Democrats emerged from the meetings saying they saw no evidence to support Republican allegations that the FBI acted inappropriately. Republican Sen. Lindsey Graham of South Carolina was not in the meetings but, in a radio interview Friday, broke with the president to say that a "confidential informant is not a spy."
Initially offered only to Republicans, the briefings were the latest piece of stagecraft meant to publicize and bolster the allegations. But they also highlighted the degree to which the president and his allies have used the levers of the federal government — in this case, intelligence agencies — to aide in Trump's personal and political defense.
The presence of a White House lawyer, Emmet Flood, and White House Chief of Staff John Kelly at the outset of the briefings raised immediate alarms from Democrats, who said they were concerned officials could use information from the meetings to the president's legal advantage. They also said it was inappropriate for White House officials to attend any part of a meeting about a criminal investigation that directly concerns the president and his campaign. Some also questioned whether their presence violated Justice Department policy meant to limit contacts with the White House to specific circumstances.
The White House said Flood and Kelly gave brief remarks at the outset of the briefings but did not stay for the substance. Giuliani said it would be appropriate for Trump to be briefed about the findings.
"He's not the subject or target of that investigation.
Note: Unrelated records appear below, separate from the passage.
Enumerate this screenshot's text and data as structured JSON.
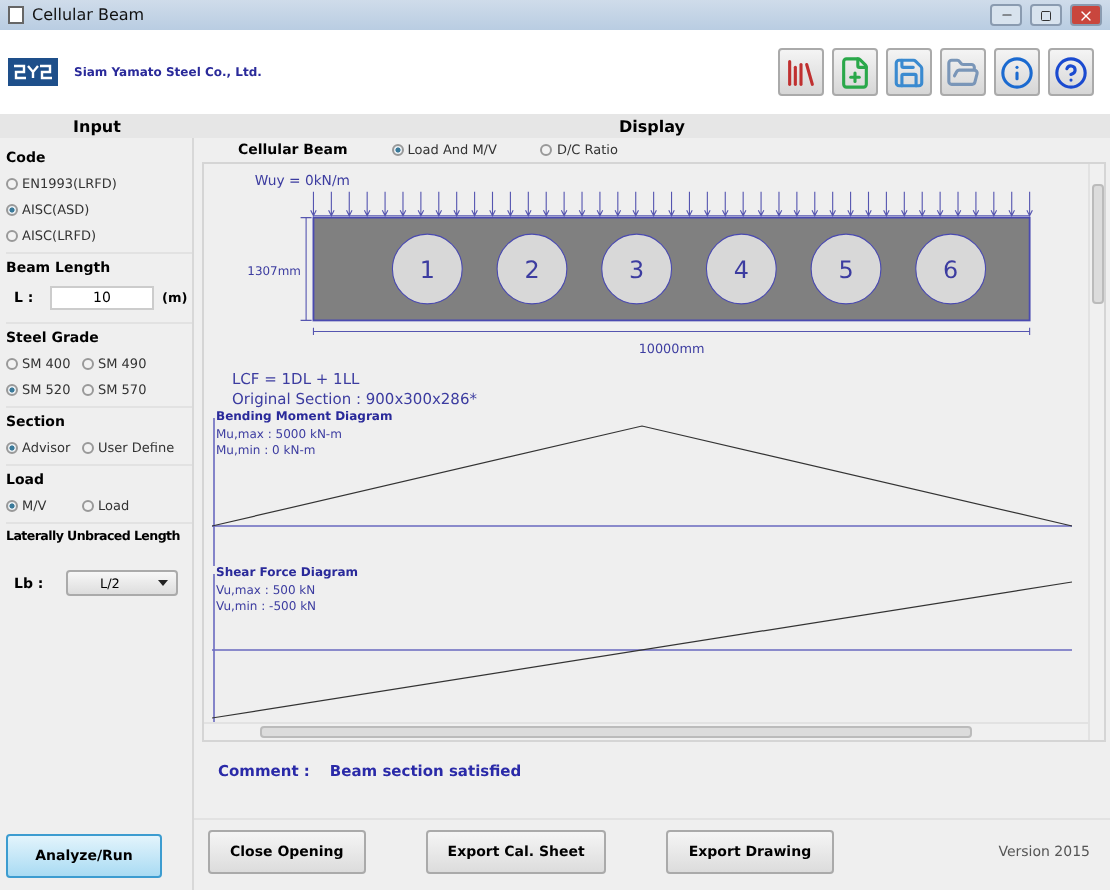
{
  "window": {
    "title": "Cellular Beam"
  },
  "company": {
    "name": "Siam Yamato Steel Co., Ltd."
  },
  "input": {
    "heading": "Input",
    "sections": [
      {
        "kind": "radio",
        "label": "Code",
        "options": [
          {
            "label": "EN1993(LRFD)",
            "selected": false
          },
          {
            "label": "AISC(ASD)",
            "selected": true
          },
          {
            "label": "AISC(LRFD)",
            "selected": false
          }
        ]
      },
      {
        "kind": "field",
        "label": "Beam Length",
        "field_label": "L :",
        "value": "10",
        "unit": "(m)"
      },
      {
        "kind": "radio",
        "label": "Steel Grade",
        "options": [
          {
            "label": "SM 400",
            "selected": false
          },
          {
            "label": "SM 490",
            "selected": false
          },
          {
            "label": "SM 520",
            "selected": true
          },
          {
            "label": "SM 570",
            "selected": false
          }
        ]
      },
      {
        "kind": "radio",
        "label": "Section",
        "options": [
          {
            "label": "Advisor",
            "selected": true
          },
          {
            "label": "User Define",
            "selected": false
          }
        ]
      },
      {
        "kind": "radio",
        "label": "Load",
        "options": [
          {
            "label": "M/V",
            "selected": true
          },
          {
            "label": "Load",
            "selected": false
          }
        ]
      },
      {
        "kind": "select",
        "label": "Laterally Unbraced Length",
        "field_label": "Lb :",
        "value": "L/2"
      }
    ]
  },
  "display": {
    "heading": "Display",
    "title": "Cellular Beam",
    "view_options": [
      {
        "label": "Load And M/V",
        "selected": true
      },
      {
        "label": "D/C Ratio",
        "selected": false
      }
    ],
    "beam": {
      "load_label": "Wuy = 0kN/m",
      "depth_label": "1307mm",
      "length_label": "10000mm",
      "openings": [
        "1",
        "2",
        "3",
        "4",
        "5",
        "6"
      ]
    },
    "load_combination": "LCF = 1DL + 1LL",
    "original_section": "Original Section :  900x300x286*",
    "diagrams": [
      {
        "kind": "moment",
        "title": "Bending Moment Diagram",
        "max": "Mu,max : 5000 kN-m",
        "min": "Mu,min : 0 kN-m"
      },
      {
        "kind": "shear",
        "title": "Shear Force Diagram",
        "max": "Vu,max : 500 kN",
        "min": "Vu,min : -500 kN"
      }
    ],
    "comment": {
      "label": "Comment :",
      "value": "Beam section satisfied"
    }
  },
  "buttons": [
    {
      "label": "Analyze/Run",
      "kind": "primary"
    },
    {
      "label": "Close Opening",
      "kind": "default"
    },
    {
      "label": "Export Cal. Sheet",
      "kind": "default"
    },
    {
      "label": "Export Drawing",
      "kind": "default"
    }
  ],
  "version": "Version 2015"
}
He should know what is discussed," said Giuliani, the former mayor of New York City. "Moreover, I assume President Obama knew about it. And if Obama knew about it, why can't Trump?"
It was unclear how much information was given to lawmakers. According to a U.S. official familiar with the broader of the two meetings, the briefers did not reveal the name of the informant. They brought documents to Capitol Hill but did not share them, and made several remarks about the importance of protecting intelligence sources and methods. The person declined to be identified because the briefing was classified.
The president intensified his attacks on the probe this week, calling it "spygate" and tweeting Thursday that it was "Starting to look like one of the biggest political scandals in U.S. history." Trump told one ally this week that he wanted "to brand" the informant a "spy," believing the more nefarious term would resonate more in the media and with the public.
It remained unclear what, if any, spying was done. The White House provided no evidence to support Trump's claim that President Barack Obama's administration was trying to spy on his 2016 campaign for political reasons.
Committee Chairman Devin Nunes, an ardent Trump supporter, originally demanded the information on an FBI source in the Russia investigation. And Trump took up the cause as the White House tries to combat the threat posed by Mueller's investigation.
Giuliani said the president's legal team would wait to see a report out of the briefings before making a decision as to whether Trump would sit for an interview with Mueller's investigators. He previously had said that a decision would not be made about an interview until after Trump's summit with North Korean leader Kim Jong Un, a meeting that the president canceled on Thursday but the White House is open to reviving.
"We'll see about the future of the summit before we definitely make a decision about a timetable," Giuliani said.
Associated Press writer Mary Clare Jalonick contributed reporting.